The newly elected National Assembly (NA), slated to convene its first session in mid-July, will face complex questions on Viet Nam’s continued reform path and the drive for increased international integration, said the ONA Chairman, Mr. Vu Mao.

Recent amendments to the 1992 Constitution have increased significantly the power of the NA and People’s Councils (PCs) but their law-making and oversight capacity fall “far behind requirements”.

Viet Nam, second fastest-growing economy in the region, is still facing a shortage of laws if the country is to meet its development targets including doubling the GDP by the end of the decade. Currently, the NA enacts between 10 and 20 laws per year as opposed to 50 in Singapore’s parliament, 100 by South Korea’s and 200-400 by the US Congress. “It’s too slow”, said Vu Mao. “Viet Nam needs more. The NA should produce around 50 laws per year. We need a new thinking to move the legislative agenda forward in terms of both quantity and quality”.

“The NA needs a long-term legislative strategy and not just a simplification of lengthy and complex law-making procedures”, said Mr. Uong Chu Luu, a newly elected MP and a vice-minister in the Ministry of Justice. “The current law-making is ad hoc and piecemeal. The quality and viability of our laws remain a concern.”

One of the most important innovations of the amended Constitution is the decentralization of budget oversight. However, some representatives of provincial PCs called for more resources and stronger financial decentralisation to local authorities, saying that the Ministry of Finance is still controlling nearly everything including many fees and tax collections.

“It’s important that the NA has the ability to actively participate in the formulation, approval and oversight process of the budget. This process is all about accountability of how public money is spent”, commented Mr. John Dawkins, former Treasurer, Minister of Finance, and Minister of Trade of Australia.

To exercise this supervisory role mandated by the Constitution, the NA is exploring the possibility of establishing a professional law-drafting committee which would leave technical wording issues to experts and free up the NA to debate policy issues of importance to the nation. It is also considering to set up its own auditing office to allow the deputies to make informed decisions on budgetary allocations and assist with monitoring central and provincial revenue and spending.

“In Germany, the Federal Audit Court is an independent body from the government and the parliament” said Ms. Christine Schmatloch, officer-in-charge of Budget Management from the German Bundestag Administration.

Ms. Anne Marquant from the Financial Commission of the French Senate highlighted the necessity to enhance the skills and specialisation of MPs to follow and oversee different areas of parliamentarian affairs.

Many participants also suggested the setting up of an Information and Training Centre to help MPs, especially the newly elected deputies, deal with a range of issues including parliamentarian affairs management, constituency and budget building and fiscal oversight capabilities and ways to foster partnerships with civil society to promote accountability in a participatory manner.

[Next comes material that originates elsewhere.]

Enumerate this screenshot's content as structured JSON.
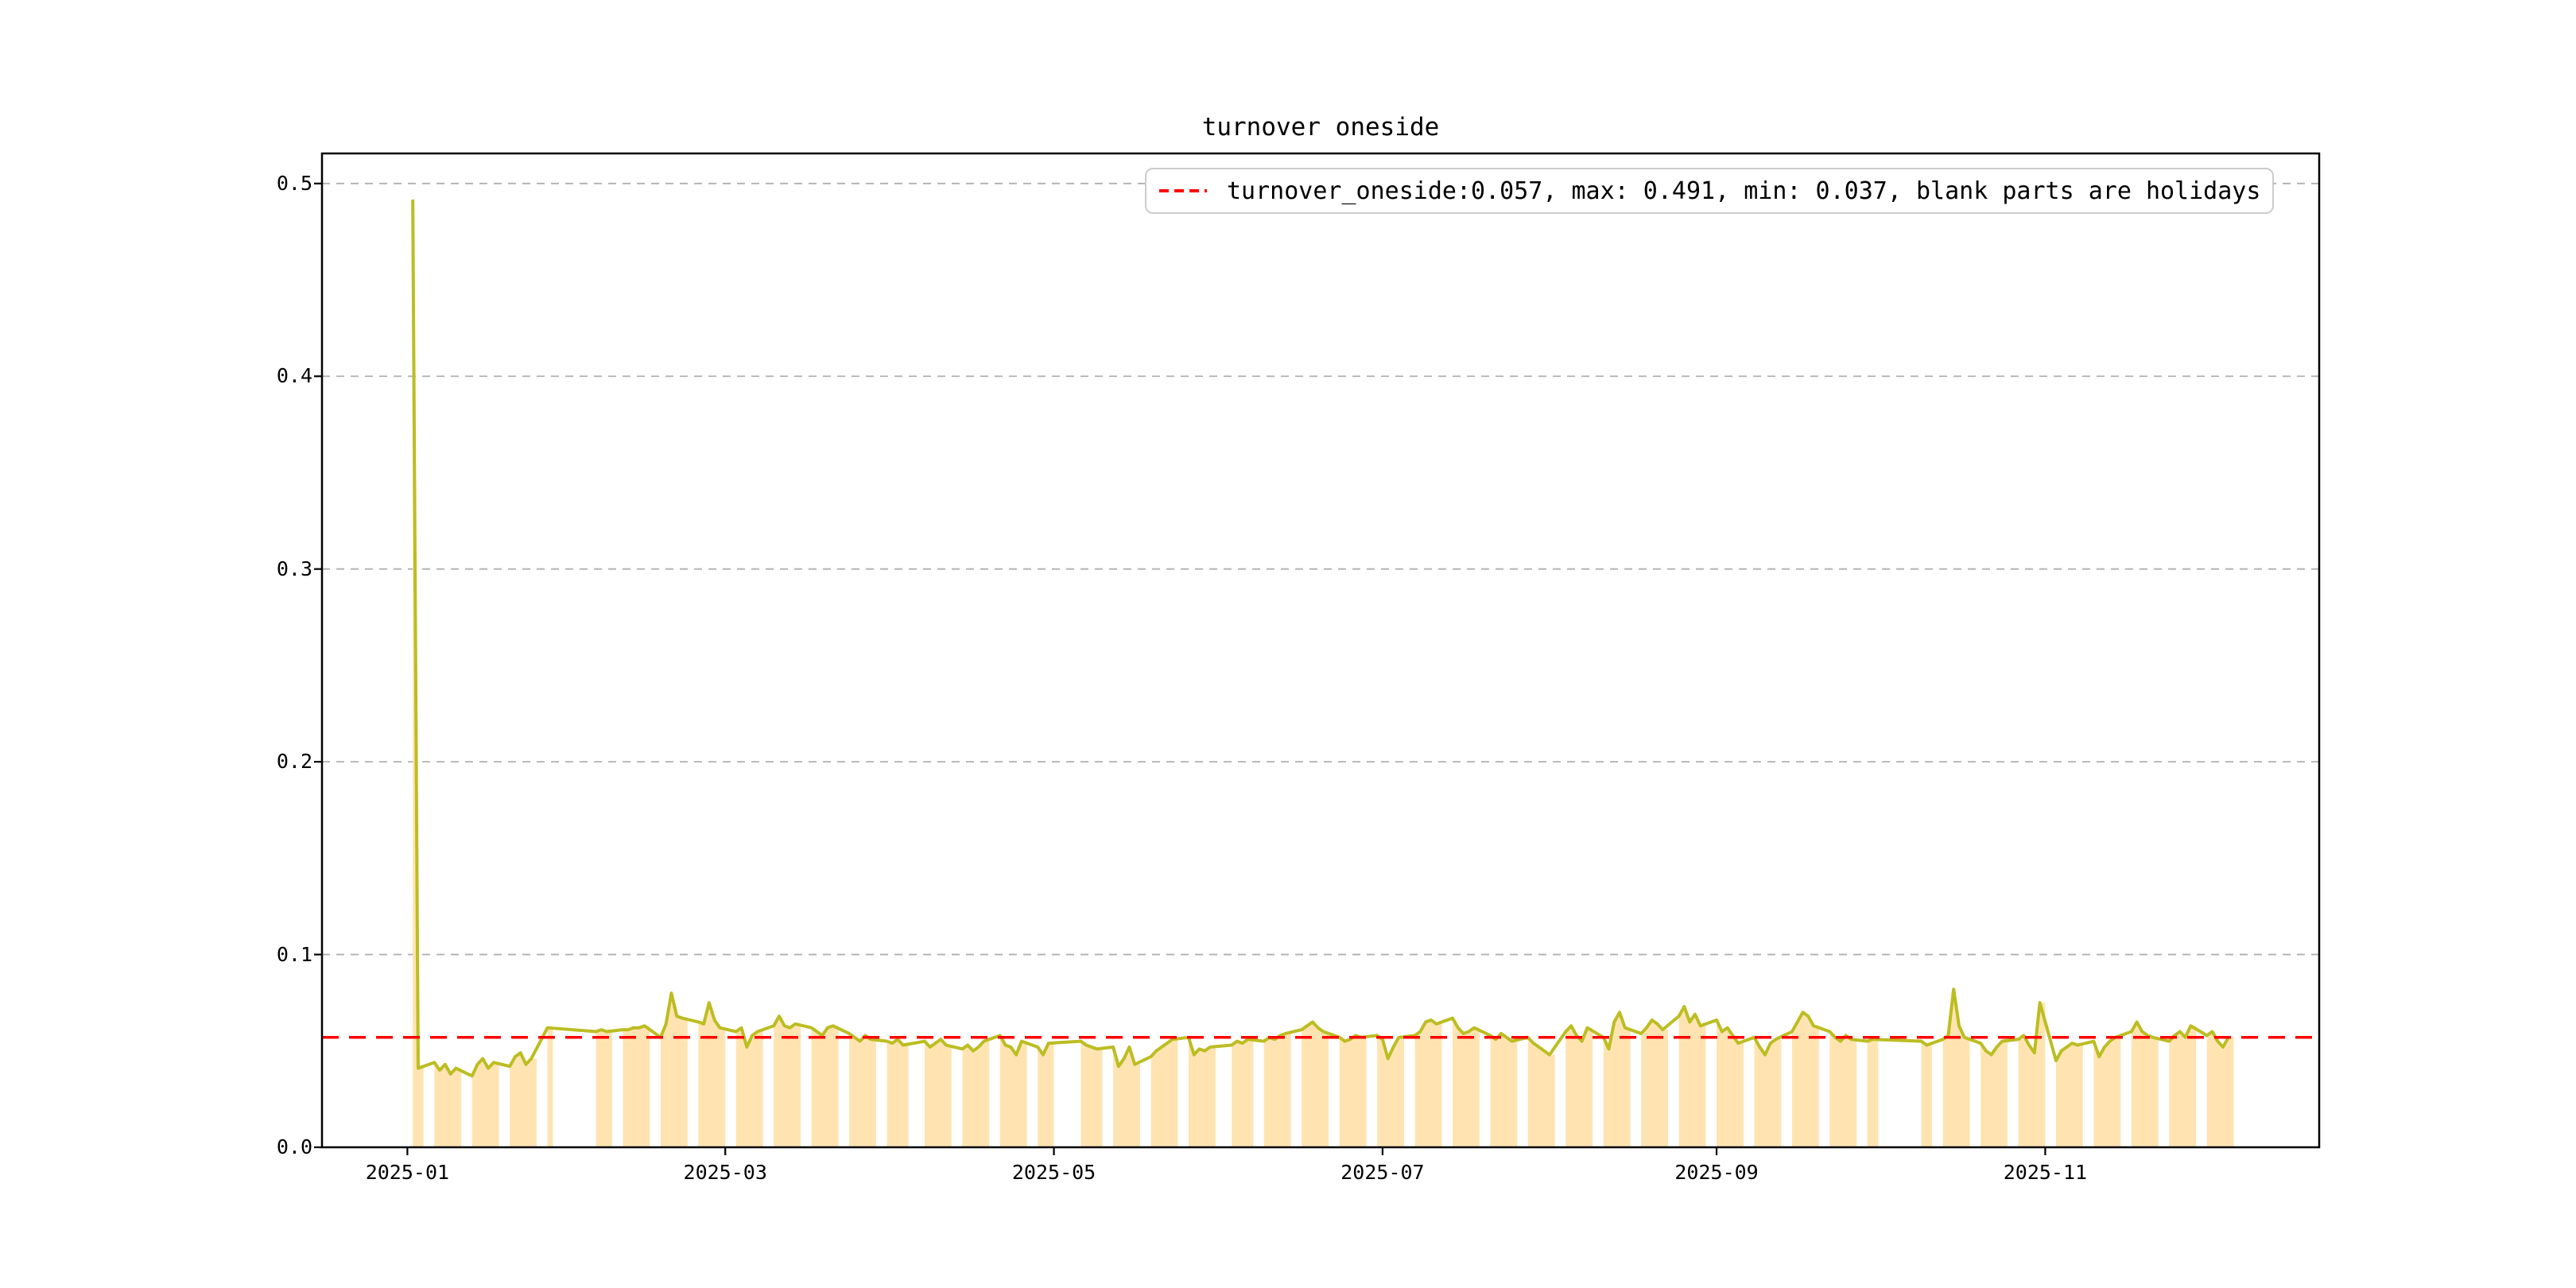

“The newly elected NA is facing a big challenge, said Ralph King, charge d’affaires of Australian Embassy. There are a lot of new MPs who need to be trained.”

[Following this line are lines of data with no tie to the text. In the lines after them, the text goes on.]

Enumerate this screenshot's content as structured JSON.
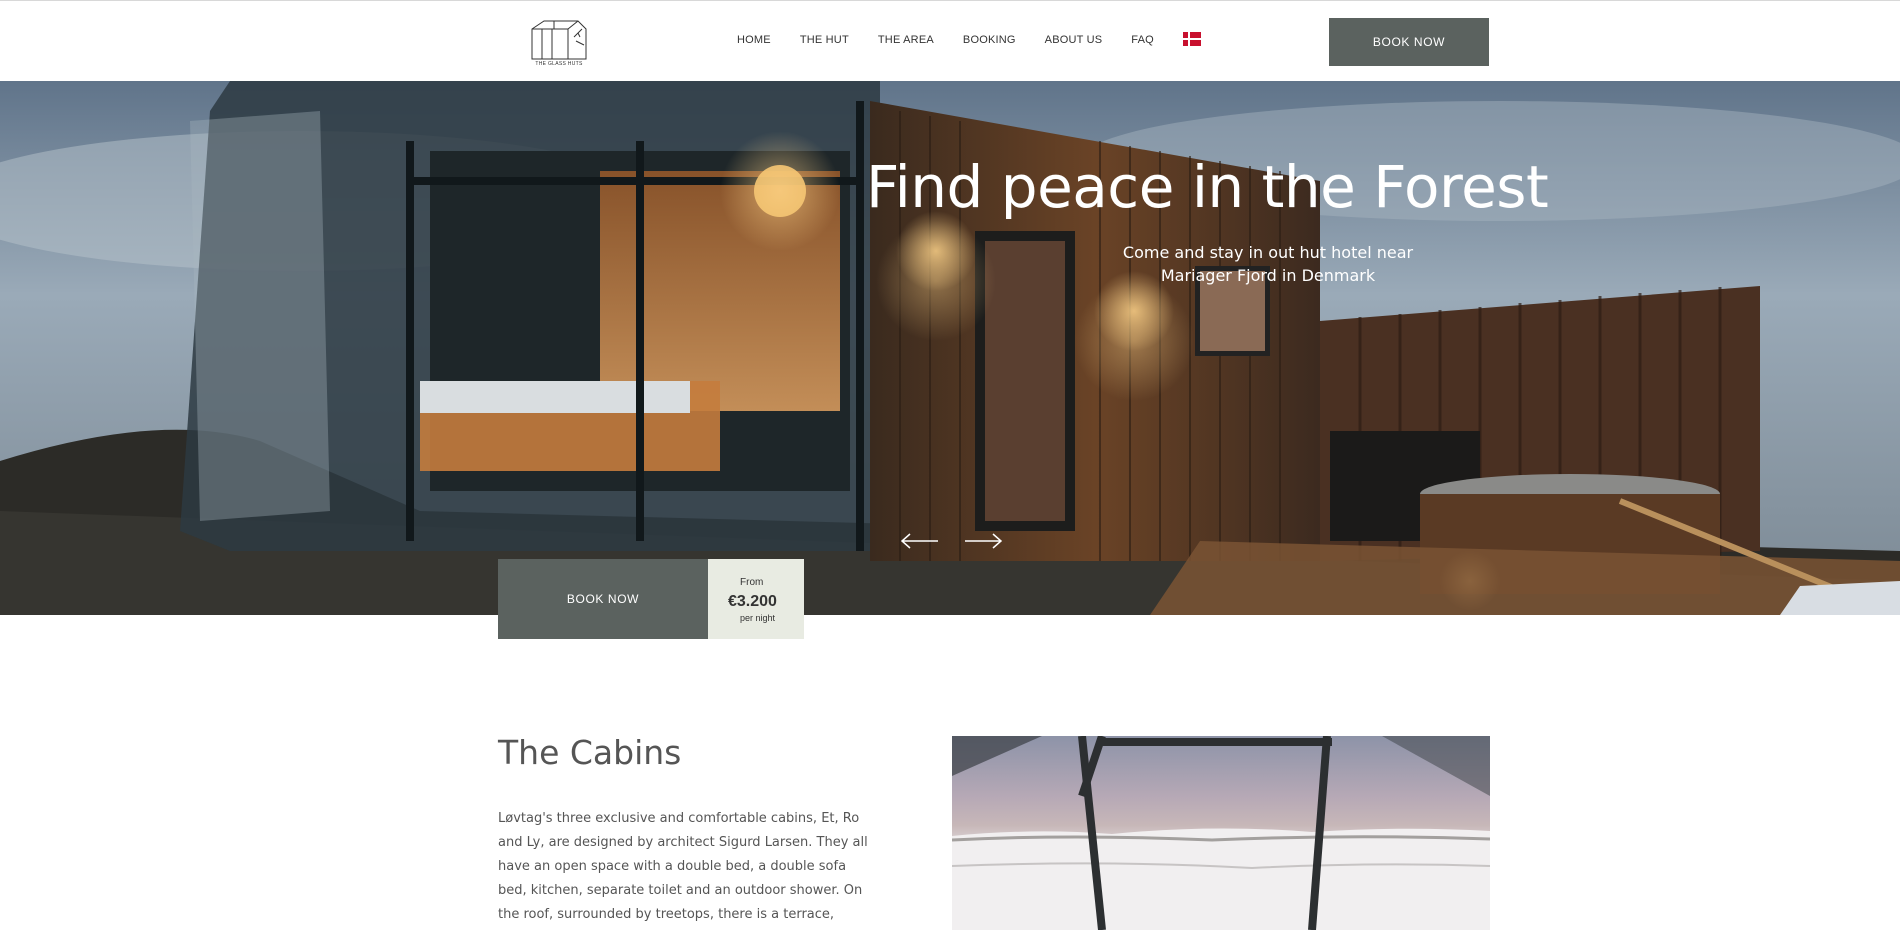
{
  "header": {
    "logo_text": "THE GLASS HUTS",
    "nav": [
      "HOME",
      "THE HUT",
      "THE AREA",
      "BOOKING",
      "ABOUT US",
      "FAQ"
    ],
    "language_flag": "danish-flag",
    "book_now_label": "BOOK NOW"
  },
  "hero": {
    "title": "Find peace in the Forest",
    "subtitle": "Come and stay in out hut hotel near Mariager Fjord in Denmark"
  },
  "booking_strip": {
    "book_now_label": "BOOK NOW",
    "from_label": "From",
    "price": "€3.200",
    "per_label": "per night"
  },
  "cabins": {
    "title": "The Cabins",
    "text": "Løvtag's three exclusive and comfortable cabins, Et, Ro and Ly, are designed by architect Sigurd Larsen. They all have an open space with a double bed, a double sofa bed, kitchen, separate toilet and an outdoor shower. On the roof, surrounded by treetops, there is a terrace, which is about nine meters above"
  },
  "colors": {
    "button_bg": "#5b625f",
    "price_bg": "#e8ebe2",
    "text": "#555555"
  }
}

“It’s important that MPs operate independently”, said Ms. Nirmala Rambocus who was elected in May to serve as a member of the Netherlands Parliament. “To gain this independence, in my country, before and the elections, candidates go through an intensive training to prepare themselves for the job.”

Donors, including UNDP, Denmark and Sweden, are actively supporting Vietnam’s National Assembly. This new initiative launched by the ONA and UNDP will provide an overall framework to increase resources to the NA and to assist with coordination. At the conclusion of the workshop, Madame Nguyen Thi Kim Thoa, a member of the NA, welcomed this new initiative and said, “We welcome donors to fund this initiative through UNDP.”

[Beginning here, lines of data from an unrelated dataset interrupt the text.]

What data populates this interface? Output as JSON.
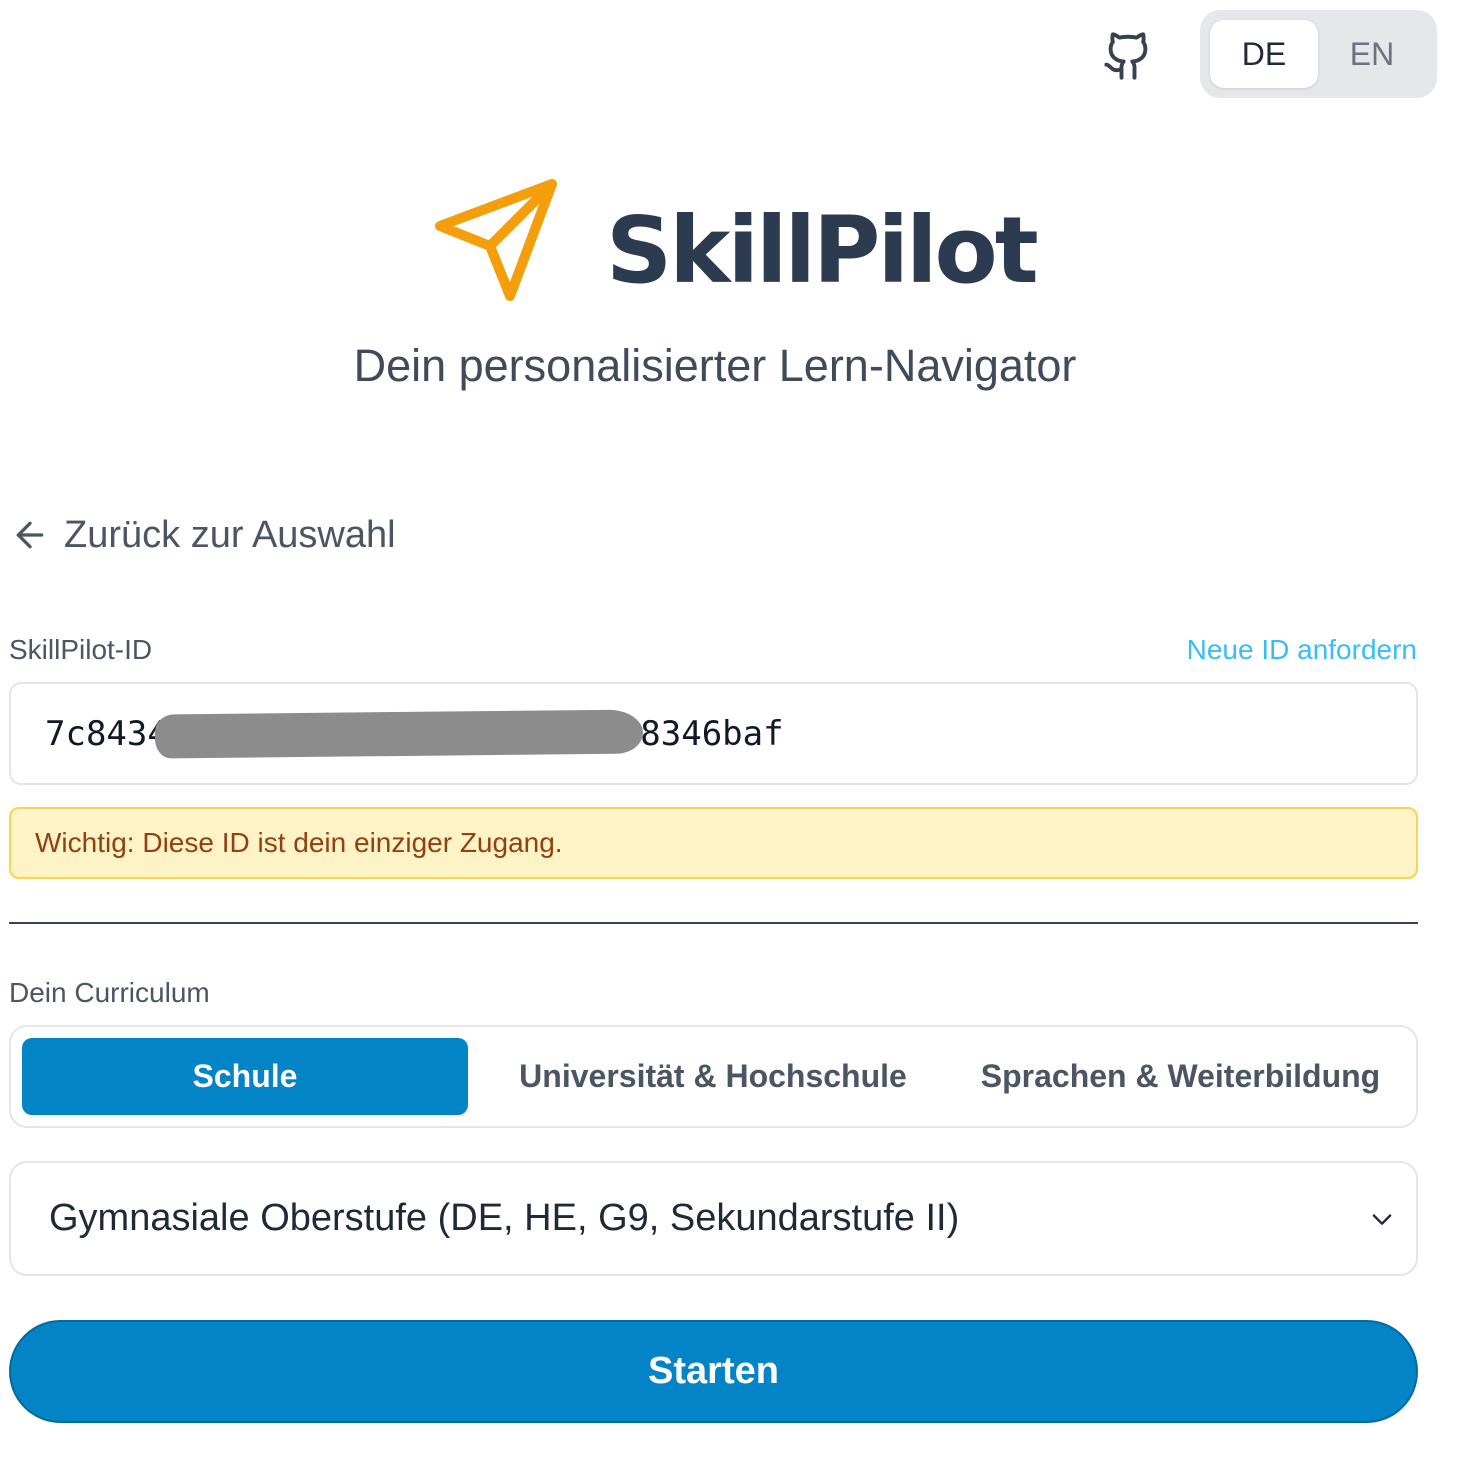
{
  "header": {
    "github_icon": "github-icon",
    "languages": [
      {
        "label": "DE",
        "active": true
      },
      {
        "label": "EN",
        "active": false
      }
    ]
  },
  "brand": {
    "name": "SkillPilot",
    "tagline": "Dein personalisierter Lern-Navigator",
    "logo_icon": "paper-plane-icon",
    "logo_color": "#f59e0b"
  },
  "back_link": {
    "label": "Zurück zur Auswahl",
    "icon": "arrow-left-icon"
  },
  "id_section": {
    "label": "SkillPilot-ID",
    "new_id_link": "Neue ID anfordern",
    "value_visible_start": "7c8434",
    "value_visible_end": "18346baf",
    "warning": "Wichtig: Diese ID ist dein einziger Zugang."
  },
  "curriculum": {
    "label": "Dein Curriculum",
    "tabs": [
      {
        "label": "Schule",
        "active": true
      },
      {
        "label": "Universität & Hochschule",
        "active": false
      },
      {
        "label": "Sprachen & Weiterbildung",
        "active": false
      }
    ],
    "selected": "Gymnasiale Oberstufe (DE, HE, G9, Sekundarstufe II)"
  },
  "start_button": "Starten",
  "colors": {
    "primary": "#0284c7",
    "link": "#38bdf8",
    "warning_bg": "#fef3c7",
    "warning_text": "#92400e",
    "brand_text": "#2d3b51"
  }
}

Contact informationPublic Information Unit, Tel: 942 1495; Fax: 942 2267